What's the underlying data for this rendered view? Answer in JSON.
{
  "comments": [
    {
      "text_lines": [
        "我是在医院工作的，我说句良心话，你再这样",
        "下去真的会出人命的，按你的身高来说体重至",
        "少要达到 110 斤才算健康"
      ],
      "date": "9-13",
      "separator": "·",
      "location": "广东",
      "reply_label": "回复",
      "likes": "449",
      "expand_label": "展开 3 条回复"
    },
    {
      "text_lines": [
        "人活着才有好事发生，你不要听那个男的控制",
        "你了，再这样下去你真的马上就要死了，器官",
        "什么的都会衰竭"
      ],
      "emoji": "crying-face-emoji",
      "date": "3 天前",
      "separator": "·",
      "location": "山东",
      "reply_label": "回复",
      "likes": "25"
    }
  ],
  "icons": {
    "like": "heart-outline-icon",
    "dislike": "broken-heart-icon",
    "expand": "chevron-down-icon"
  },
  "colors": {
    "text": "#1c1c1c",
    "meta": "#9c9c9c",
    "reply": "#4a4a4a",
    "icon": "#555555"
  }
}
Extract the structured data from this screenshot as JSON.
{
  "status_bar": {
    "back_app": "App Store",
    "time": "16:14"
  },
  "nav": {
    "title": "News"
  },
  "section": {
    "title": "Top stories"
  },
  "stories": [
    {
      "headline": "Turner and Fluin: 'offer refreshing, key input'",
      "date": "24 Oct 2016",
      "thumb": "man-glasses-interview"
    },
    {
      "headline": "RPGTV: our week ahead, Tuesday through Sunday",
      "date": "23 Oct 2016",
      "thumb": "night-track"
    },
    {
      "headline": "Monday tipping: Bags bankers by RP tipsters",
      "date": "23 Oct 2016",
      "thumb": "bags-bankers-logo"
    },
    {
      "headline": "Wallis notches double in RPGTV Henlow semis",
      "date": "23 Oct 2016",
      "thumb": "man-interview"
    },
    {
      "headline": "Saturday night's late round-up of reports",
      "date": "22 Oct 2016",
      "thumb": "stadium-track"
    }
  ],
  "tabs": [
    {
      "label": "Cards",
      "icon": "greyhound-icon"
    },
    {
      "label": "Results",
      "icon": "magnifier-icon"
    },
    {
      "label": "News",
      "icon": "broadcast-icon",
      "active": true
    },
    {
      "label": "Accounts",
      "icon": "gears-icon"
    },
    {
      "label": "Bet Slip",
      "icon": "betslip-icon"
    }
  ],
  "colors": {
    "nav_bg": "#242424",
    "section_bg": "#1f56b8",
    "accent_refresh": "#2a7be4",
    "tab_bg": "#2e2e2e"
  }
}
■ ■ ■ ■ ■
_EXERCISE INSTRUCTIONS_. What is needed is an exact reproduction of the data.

_RESULT OF THE EXERCISE_.
What's the underlying data for this rendered view? Answer in JSON.
{
  "comments": [
    {
      "text_lines": [
        "我是在医院工作的，我说句良心话，你再这样",
        "下去真的会出人命的，按你的身高来说体重至",
        "少要达到 110 斤才算健康"
      ],
      "date": "9-13",
      "separator": "·",
      "location": "广东",
      "reply_label": "回复",
      "likes": "449",
      "expand_label": "展开 3 条回复"
    },
    {
      "text_lines": [
        "人活着才有好事发生，你不要听那个男的控制",
        "你了，再这样下去你真的马上就要死了，器官",
        "什么的都会衰竭"
      ],
      "emoji": "crying-face-emoji",
      "date": "3 天前",
      "separator": "·",
      "location": "山东",
      "reply_label": "回复",
      "likes": "25"
    }
  ],
  "icons": {
    "like": "heart-outline-icon",
    "dislike": "broken-heart-icon",
    "expand": "chevron-down-icon"
  },
  "colors": {
    "text": "#1c1c1c",
    "meta": "#9c9c9c",
    "reply": "#4a4a4a",
    "icon": "#555555"
  }
}
Extract the structured data from this screenshot as JSON.
{
  "status_bar": {
    "back_app": "App Store",
    "time": "16:14"
  },
  "nav": {
    "title": "News"
  },
  "section": {
    "title": "Top stories"
  },
  "stories": [
    {
      "headline": "Turner and Fluin: 'offer refreshing, key input'",
      "date": "24 Oct 2016",
      "thumb": "man-glasses-interview"
    },
    {
      "headline": "RPGTV: our week ahead, Tuesday through Sunday",
      "date": "23 Oct 2016",
      "thumb": "night-track"
    },
    {
      "headline": "Monday tipping: Bags bankers by RP tipsters",
      "date": "23 Oct 2016",
      "thumb": "bags-bankers-logo"
    },
    {
      "headline": "Wallis notches double in RPGTV Henlow semis",
      "date": "23 Oct 2016",
      "thumb": "man-interview"
    },
    {
      "headline": "Saturday night's late round-up of reports",
      "date": "22 Oct 2016",
      "thumb": "stadium-track"
    }
  ],
  "tabs": [
    {
      "label": "Cards",
      "icon": "greyhound-icon"
    },
    {
      "label": "Results",
      "icon": "magnifier-icon"
    },
    {
      "label": "News",
      "icon": "broadcast-icon",
      "active": true
    },
    {
      "label": "Accounts",
      "icon": "gears-icon"
    },
    {
      "label": "Bet Slip",
      "icon": "betslip-icon"
    }
  ],
  "colors": {
    "nav_bg": "#242424",
    "section_bg": "#1f56b8",
    "accent_refresh": "#2a7be4",
    "tab_bg": "#2e2e2e"
  }
}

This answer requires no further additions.